Imperial, Texas was located on the south bank of Oyster Creek opposite Constellation Field, today's home of the Skeeters.  At the time this picture was taken that acreage was Prison Farm property and the site of a sugar mill, about half the size of the mill in the Cunningham refinery complex.  The mill burned in 1914 and the small community of Imperial, Texas disappeared into distant memory.

Wednesday, June 5, 2013

More Laura Eldridge Hospital Photos from 1957

I've reviewed a large archive of Imperial Sugar Company photos at the Sugar Land Heritage Foundation over recent weeks.  I selected 190 of them to include in a slide show for display at the Sugar Land Museum on Saturday mornings, when it's open to the public.  This week's posts offer a sample to whet your appetite.  

Visit the Museum on Saturdays from 9:00 am to 1:00 pm to see all 190 photos.  There are many more photos in the archive, so we'll update the slide show over the coming months.

The following photos supplement the ones I posted last week, showing the hospital's location.

Surgery Room - Lou Sanders, LVN

Betty Cabrera, RN

Buster Brown, Hospital Orderly

Nema Sheppard holding door for ambulance attendants delivering patience from old hospital


Sugar Land Baseball

The first photo shows the 1957 Sugar Land Tigers, an African-American team sponsored by Imperial.

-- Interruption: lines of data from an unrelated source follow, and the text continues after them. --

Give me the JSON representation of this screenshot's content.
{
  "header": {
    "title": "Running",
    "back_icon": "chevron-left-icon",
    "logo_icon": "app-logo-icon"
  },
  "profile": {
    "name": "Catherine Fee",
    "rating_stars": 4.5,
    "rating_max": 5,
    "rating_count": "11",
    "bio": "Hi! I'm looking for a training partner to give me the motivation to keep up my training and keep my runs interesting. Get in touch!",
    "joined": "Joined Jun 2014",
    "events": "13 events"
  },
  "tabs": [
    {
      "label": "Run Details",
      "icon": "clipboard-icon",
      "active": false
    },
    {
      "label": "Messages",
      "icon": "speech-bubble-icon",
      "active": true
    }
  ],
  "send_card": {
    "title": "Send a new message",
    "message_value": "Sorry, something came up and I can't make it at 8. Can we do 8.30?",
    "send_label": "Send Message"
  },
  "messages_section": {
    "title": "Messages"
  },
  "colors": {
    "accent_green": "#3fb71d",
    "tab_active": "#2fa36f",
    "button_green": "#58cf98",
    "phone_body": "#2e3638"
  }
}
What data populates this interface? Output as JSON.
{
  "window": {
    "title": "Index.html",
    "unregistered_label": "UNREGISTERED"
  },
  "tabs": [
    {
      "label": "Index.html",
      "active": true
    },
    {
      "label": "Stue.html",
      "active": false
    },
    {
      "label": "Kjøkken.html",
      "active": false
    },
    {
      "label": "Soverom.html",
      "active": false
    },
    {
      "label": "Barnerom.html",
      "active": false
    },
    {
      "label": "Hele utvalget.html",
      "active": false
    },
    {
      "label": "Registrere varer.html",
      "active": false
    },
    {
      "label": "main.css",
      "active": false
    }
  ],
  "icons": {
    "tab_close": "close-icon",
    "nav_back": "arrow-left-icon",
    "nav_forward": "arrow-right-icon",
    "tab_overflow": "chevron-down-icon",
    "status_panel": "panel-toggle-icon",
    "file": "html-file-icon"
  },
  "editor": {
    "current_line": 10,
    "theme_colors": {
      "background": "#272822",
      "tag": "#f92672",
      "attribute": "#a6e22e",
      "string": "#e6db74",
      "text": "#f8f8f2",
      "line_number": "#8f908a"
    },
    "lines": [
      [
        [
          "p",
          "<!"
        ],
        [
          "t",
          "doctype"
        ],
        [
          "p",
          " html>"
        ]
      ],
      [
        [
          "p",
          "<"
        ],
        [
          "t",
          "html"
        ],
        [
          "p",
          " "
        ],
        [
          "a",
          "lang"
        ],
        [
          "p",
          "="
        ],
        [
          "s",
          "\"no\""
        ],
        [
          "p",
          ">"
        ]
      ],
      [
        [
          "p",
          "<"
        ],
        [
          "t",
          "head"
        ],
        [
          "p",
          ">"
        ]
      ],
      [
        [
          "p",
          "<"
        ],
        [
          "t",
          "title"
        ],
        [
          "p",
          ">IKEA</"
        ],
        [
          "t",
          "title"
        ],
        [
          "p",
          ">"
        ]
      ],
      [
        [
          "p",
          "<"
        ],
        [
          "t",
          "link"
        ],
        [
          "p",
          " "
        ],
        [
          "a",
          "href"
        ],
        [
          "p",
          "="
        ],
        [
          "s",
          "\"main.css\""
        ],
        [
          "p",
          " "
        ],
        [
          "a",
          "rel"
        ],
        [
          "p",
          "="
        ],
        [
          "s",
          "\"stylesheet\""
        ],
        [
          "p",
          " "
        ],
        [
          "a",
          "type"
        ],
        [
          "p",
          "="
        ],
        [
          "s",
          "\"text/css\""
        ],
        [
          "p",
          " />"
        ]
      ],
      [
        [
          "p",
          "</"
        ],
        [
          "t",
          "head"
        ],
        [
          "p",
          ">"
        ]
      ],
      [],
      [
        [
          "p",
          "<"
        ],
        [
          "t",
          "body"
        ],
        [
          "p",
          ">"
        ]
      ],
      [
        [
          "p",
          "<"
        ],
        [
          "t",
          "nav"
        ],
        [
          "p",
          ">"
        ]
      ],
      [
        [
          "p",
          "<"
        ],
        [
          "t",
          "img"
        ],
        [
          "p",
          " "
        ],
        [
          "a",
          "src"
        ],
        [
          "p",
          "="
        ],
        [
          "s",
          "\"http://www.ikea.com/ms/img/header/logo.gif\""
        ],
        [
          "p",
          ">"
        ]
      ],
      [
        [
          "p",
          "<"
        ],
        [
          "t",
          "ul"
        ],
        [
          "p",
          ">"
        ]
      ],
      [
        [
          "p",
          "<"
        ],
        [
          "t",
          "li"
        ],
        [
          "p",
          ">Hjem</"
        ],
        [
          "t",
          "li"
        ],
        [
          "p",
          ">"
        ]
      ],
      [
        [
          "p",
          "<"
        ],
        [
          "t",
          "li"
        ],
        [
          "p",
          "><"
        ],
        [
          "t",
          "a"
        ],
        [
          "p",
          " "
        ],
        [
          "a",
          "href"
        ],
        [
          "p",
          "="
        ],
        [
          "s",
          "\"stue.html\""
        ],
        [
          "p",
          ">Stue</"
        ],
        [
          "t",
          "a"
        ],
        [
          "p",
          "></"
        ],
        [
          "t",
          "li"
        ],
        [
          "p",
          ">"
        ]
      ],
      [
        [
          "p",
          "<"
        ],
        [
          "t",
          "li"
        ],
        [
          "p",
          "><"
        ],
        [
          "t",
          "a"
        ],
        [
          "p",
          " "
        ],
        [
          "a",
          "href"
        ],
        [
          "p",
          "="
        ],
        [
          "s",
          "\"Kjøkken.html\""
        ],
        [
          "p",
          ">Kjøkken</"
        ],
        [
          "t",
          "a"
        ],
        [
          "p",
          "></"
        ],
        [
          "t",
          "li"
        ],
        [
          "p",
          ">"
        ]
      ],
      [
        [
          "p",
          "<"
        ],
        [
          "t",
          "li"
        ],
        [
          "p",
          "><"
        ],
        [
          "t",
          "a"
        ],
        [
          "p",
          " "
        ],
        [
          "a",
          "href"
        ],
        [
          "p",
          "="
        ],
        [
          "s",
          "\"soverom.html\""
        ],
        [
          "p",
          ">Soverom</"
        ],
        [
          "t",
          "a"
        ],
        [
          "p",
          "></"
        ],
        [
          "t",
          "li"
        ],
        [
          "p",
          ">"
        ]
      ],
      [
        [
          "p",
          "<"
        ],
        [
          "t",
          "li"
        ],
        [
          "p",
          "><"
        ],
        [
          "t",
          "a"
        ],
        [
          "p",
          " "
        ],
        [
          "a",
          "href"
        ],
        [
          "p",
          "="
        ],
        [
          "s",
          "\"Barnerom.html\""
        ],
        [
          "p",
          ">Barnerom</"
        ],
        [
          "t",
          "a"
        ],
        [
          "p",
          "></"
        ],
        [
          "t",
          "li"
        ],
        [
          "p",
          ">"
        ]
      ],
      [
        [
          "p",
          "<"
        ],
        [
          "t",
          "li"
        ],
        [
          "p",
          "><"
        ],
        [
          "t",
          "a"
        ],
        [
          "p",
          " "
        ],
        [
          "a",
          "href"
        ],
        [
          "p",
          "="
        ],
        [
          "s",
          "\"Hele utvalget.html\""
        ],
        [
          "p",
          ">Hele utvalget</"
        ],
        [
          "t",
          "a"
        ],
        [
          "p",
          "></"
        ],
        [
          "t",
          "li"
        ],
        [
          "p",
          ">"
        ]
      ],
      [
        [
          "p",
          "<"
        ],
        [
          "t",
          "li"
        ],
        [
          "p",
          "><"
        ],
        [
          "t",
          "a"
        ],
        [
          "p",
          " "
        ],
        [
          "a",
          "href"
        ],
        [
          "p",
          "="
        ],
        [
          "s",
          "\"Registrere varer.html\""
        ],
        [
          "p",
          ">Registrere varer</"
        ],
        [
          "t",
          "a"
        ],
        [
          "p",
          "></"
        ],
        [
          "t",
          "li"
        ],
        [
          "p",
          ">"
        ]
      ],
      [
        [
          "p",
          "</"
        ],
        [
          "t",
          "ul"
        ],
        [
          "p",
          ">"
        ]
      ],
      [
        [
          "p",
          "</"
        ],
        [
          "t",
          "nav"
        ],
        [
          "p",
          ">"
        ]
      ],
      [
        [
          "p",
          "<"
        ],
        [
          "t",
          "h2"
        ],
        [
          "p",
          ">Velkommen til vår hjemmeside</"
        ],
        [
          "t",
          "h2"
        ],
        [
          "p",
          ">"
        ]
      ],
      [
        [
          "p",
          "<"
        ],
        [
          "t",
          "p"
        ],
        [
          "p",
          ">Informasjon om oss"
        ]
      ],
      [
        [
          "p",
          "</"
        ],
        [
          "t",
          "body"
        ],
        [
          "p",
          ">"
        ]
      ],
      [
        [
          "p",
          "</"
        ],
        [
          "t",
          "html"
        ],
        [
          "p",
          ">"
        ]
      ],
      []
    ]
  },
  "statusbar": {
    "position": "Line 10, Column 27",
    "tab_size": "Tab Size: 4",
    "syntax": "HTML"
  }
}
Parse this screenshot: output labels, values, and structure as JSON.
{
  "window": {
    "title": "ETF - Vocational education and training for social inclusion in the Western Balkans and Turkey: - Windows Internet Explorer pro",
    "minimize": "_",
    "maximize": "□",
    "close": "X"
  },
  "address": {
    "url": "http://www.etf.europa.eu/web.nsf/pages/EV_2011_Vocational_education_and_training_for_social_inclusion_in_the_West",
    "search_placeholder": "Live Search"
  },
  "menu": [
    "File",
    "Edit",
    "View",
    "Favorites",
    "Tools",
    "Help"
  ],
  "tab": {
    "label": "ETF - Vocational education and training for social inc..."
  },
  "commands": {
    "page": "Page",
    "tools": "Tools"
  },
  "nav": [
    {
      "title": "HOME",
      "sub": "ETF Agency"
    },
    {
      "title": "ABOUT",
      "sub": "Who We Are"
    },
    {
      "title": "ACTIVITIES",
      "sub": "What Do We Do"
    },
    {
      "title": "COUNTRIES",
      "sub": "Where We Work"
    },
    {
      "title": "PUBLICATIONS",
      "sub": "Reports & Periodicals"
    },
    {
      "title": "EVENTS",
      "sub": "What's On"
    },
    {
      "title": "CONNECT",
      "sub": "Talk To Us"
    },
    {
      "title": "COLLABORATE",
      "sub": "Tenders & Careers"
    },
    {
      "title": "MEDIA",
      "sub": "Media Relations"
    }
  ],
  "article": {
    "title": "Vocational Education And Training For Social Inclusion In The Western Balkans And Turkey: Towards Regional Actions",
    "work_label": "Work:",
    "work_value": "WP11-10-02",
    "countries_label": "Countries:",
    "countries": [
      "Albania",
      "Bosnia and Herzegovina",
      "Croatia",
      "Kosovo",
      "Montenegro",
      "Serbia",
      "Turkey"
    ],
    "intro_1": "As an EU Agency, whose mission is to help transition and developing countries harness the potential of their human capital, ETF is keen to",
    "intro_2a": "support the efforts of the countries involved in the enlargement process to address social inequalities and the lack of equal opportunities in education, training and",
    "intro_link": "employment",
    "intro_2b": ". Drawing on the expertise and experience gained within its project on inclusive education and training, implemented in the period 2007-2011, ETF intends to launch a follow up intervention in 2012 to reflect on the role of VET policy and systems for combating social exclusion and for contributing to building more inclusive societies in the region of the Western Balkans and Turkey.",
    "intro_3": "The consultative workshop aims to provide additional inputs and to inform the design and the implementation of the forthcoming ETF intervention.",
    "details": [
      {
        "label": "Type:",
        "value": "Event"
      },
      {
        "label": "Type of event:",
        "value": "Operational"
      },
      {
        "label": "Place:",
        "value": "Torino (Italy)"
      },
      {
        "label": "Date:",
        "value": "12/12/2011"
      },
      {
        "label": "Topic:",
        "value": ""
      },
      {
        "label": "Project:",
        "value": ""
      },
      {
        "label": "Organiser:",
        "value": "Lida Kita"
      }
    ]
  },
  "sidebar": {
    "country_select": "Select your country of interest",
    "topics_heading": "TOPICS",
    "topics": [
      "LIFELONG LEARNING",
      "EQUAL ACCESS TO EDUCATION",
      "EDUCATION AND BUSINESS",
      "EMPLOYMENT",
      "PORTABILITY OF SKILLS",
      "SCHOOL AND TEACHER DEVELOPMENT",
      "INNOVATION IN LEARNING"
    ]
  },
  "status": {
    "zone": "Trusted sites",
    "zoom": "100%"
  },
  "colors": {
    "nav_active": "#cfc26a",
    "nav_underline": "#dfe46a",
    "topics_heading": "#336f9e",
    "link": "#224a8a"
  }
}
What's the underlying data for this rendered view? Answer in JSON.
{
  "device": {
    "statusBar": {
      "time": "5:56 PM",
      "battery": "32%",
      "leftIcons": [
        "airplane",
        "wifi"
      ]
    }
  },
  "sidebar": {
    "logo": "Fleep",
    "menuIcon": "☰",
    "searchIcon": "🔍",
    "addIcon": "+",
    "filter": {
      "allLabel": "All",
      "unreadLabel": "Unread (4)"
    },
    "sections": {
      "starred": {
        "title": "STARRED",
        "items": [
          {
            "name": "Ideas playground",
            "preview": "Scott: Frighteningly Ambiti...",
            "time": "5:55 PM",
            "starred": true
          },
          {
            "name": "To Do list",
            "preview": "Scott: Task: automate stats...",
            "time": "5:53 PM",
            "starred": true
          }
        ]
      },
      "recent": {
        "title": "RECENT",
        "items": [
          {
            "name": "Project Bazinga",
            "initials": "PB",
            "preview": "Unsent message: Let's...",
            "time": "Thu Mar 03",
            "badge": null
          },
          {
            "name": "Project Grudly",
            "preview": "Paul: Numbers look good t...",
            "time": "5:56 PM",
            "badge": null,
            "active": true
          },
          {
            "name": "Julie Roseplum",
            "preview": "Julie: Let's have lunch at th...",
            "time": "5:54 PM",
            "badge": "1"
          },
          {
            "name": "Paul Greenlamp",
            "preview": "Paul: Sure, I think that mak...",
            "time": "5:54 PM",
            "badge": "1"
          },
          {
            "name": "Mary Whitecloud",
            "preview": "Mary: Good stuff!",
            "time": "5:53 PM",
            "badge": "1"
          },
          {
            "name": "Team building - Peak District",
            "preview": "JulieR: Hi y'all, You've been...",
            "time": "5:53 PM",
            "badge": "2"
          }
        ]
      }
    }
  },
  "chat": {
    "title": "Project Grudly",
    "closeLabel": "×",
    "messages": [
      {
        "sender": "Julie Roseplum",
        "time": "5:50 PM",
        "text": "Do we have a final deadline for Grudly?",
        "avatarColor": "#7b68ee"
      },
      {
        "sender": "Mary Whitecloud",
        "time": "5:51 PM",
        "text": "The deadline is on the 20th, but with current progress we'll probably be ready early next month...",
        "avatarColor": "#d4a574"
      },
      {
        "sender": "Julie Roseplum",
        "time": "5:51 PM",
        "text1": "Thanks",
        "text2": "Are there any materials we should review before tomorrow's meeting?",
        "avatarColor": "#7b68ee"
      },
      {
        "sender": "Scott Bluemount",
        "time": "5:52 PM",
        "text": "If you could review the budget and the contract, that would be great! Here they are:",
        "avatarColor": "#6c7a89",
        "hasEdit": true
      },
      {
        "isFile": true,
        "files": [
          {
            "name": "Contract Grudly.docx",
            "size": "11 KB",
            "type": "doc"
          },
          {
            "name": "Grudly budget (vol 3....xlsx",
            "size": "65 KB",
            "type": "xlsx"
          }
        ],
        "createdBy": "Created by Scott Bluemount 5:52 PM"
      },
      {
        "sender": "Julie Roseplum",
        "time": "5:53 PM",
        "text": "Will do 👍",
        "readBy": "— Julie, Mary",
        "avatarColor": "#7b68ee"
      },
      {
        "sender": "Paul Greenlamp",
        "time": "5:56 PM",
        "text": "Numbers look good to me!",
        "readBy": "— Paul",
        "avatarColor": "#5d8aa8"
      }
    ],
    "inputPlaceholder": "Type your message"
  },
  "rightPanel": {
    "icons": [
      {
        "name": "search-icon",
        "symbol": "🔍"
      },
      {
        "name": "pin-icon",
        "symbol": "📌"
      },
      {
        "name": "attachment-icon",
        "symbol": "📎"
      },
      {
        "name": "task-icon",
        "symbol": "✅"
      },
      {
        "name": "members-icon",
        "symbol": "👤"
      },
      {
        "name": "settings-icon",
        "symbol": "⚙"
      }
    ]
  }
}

  Kneeling L-R: Buster Wharton, Frank Johnson, Monral Daniels, Leonard Raines, Chatman Harton, Earl Kemp, Standing L-R: Tommie Green, Oris Raines, Ruth Matthews, Jessie Lee Grant, Earnest Johnson, Forrest Johnson, Charles Gussett, James Gorman, Charlie Williams, W. T. Thompson, Ervin Wharton

These next two photos were taken on May 22, 1959 at the opening of the new Little League ballpark at the corner of Wood and Kempner Streets.  The first shows George Andre giving a speech in which he presented the property deed to the Sugar Land Lions Club, who built the park.  (Imperial donated the land.)  The second photo shows Sugar Land's two Little League teams, the St. Theresa Knights and the Sugar Land Lions.


The Old Union Hall, 1960

Imperial built a Power Plant on the east bank of Oyster Creek in 1920.  It is the grey building that is still standing.  (See the aerial below.)  They built a new power plant on the west bank within the refinery complex in 1938, leaving the old building for other uses.  One of its uses was a union hall.

The following photos were taken in the hall during May 1960 at a ceremony celebrating a National Safety Council award Imperial had won.


Sugar Land Post Office Employees in 1956

The US Postal Service began home delivery in Sugar Land in July 1956, which is the date of this photo. The Post Office was then located in the shopping center; it looks to me as if they are standing at the rear entrance to the shopping center.

Left to right: Mrs. Nena Mae Iiams, Post Mistress, Meinert Pundt, Mail Carrier, John Hess, Mail Carrier, Mrs. Carroll Smith Rome, Parcel Post Carrier, and W. R. Warrick, Postal Inspector.

The Old Machine Shop in 1965

The photo below shows Robert Laperouse, Refinery Plant Manager, speaking with retirees in the interior of the old Machine Shop in 1965.  

The following aerial photo shows where the old Machine Shop was located on the refinery complex.  Just a couple of years later Imperial built a new Machine Shop on the north side of the complex.

Tony Sanchez Retires from Imperial in 1958

Some of you may remember Tony Sanchez.  He was born in Spain and began working in the Cuban sugar industry, which eventually brought him to Imperial and Sugar Land.  At the time of his retirement in 1958 he was a refinery shift superintendent.  Here is a very short article about him that appeared in The Fort Bend Mirror in January 1956.

The following photo was taken at his retirement in 1958.  He's the man in the easy chair, which he received as a retirement gift.

Imperial Sugar Retail Display in the Sugar Land Grocery Store, 1950s

I'm not sure if this photo appeared in any Imperial Sugar promotional materials, but I found it in the files.  That is Maxine Wheeler in the picture.  I think it was taken in the mid to late 1950s.